After obtaining a physical image of the target device with Magnet Forensics Acquire I reviewed the pertinent TV app folders with Autopsy digital forensics software. The app folder structure is shown in the following image:

/userdata/data/com.teamviewer.teamviewer.market.mobile/

After reviewing the contents of the folders it seemed that most of the pertinent artifacts the app generates are located in plain log and configuration text files. Most of these files were located in the properly named 'files' folder.

Files folder contents.

The following is a quick description of the most salient files in the folder.

  • Connection.txt

    This text file contains the remote id number of the device being connected to, the start and end of connection timestamps, the purpose of the connection, the Android's device name and a GUID like number.
Love timestamps.
  • Global.conf
    This configuration file contains certificate information and client version number.
Global stuff.
  • Client.conf
    Contains username and email account for the logged in teamviewer user.

Client stuff.

After transferring a text file from the laptop to the Android device I could not find any artifact within the TV app folder that would clue me in that a transfer had been completed. Within Autopsy I did a text search of the filename of the transferred file. The two most relevant files can be seen in the image below:

TVlog.html & Transferred file
The TVlog.html file is really interesting because one can access the contents of it via the app itself under the log section in the app menu. The second file is the transferred file itself. Both files reside in external/emulated storage but in different folders. The TVlog.html has a lot of information. Of the multiple pieces of information the log keeps I decided to focus on the following three:

  • Participants
    By text searching the file using the word 'participant' one can find the device names involved in the communication. For example:

    AddParticipant: [xxxxxxx,x] type=6 name=samsung_SM-G530T_R58H41XF9AH
    AddParticipant: [xxxxxxxxx,xxxxxxxx] type=3 name=BRIGNO-SURF

    The Xs represent the client ids involved in the communication.
  • Creating file
    By text searching the file using the phrase 'creating file' one can find the filename and location of transferred files.

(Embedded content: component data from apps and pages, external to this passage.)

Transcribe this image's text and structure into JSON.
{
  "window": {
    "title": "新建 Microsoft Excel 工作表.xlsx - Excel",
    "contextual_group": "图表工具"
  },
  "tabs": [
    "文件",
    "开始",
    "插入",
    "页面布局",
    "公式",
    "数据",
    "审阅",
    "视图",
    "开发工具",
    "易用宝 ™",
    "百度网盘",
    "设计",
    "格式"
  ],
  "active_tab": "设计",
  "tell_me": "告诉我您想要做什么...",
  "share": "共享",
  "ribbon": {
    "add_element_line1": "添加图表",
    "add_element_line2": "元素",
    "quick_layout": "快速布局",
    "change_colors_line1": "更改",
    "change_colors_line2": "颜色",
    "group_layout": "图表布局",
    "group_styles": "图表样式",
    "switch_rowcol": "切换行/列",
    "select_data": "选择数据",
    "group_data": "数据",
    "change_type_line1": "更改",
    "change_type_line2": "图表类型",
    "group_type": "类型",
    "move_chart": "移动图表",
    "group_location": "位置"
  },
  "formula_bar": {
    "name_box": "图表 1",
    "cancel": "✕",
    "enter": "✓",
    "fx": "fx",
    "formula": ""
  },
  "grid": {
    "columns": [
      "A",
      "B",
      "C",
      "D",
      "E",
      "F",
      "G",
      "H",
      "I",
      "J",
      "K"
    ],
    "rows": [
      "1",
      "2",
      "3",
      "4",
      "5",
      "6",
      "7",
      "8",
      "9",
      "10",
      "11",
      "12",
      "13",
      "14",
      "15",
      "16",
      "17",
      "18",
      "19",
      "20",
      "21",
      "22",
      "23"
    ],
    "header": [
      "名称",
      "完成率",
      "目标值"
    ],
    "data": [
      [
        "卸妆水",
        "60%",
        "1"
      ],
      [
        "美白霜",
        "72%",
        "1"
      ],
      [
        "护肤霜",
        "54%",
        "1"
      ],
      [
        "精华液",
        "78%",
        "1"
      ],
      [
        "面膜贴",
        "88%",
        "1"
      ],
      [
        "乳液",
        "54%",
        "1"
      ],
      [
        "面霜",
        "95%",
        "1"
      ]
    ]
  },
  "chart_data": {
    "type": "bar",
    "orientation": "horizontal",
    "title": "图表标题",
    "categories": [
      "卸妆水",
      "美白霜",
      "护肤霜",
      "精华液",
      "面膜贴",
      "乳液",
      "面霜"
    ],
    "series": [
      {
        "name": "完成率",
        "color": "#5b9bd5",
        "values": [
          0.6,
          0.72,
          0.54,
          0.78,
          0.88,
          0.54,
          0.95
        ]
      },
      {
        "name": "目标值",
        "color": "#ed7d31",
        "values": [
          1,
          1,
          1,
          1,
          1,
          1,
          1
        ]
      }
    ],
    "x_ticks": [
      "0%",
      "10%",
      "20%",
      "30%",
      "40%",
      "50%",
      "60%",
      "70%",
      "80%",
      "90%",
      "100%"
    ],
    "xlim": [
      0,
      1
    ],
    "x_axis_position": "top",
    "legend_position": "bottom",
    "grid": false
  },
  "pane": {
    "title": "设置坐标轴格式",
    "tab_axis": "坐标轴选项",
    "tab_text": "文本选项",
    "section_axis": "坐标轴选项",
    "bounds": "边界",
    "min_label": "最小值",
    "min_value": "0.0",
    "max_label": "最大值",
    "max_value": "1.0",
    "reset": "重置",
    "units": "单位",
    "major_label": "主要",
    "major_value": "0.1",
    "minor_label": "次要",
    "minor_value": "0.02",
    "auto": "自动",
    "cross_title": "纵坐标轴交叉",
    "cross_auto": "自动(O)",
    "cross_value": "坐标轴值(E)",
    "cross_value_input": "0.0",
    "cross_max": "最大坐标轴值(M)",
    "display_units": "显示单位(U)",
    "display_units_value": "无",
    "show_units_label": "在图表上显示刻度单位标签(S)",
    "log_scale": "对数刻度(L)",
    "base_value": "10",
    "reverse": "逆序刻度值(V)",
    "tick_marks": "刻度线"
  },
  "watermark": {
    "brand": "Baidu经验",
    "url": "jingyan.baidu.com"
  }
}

For example:

    creating File: /storage/emulated/0/Download/Tutorail FTK imager.txt
  • A=
    By text searching the phrase 'a=' one can find the connection IP address and port. For example:

    a=xxx.xxx.xx.x:9617: (*)
Each line in the TVlog.html file has a corresponding timestamp which I did not show in the previous examples due to formatting issues. Depending on the device in question, the TVlog.html file could reside in an the external SD card. 

For upcoming posts I will review the Android TeamViewer host app followed by the Microsoft RDP client for Android.

For any questions or comments I can be reached via twitter here: @alexisbrignoni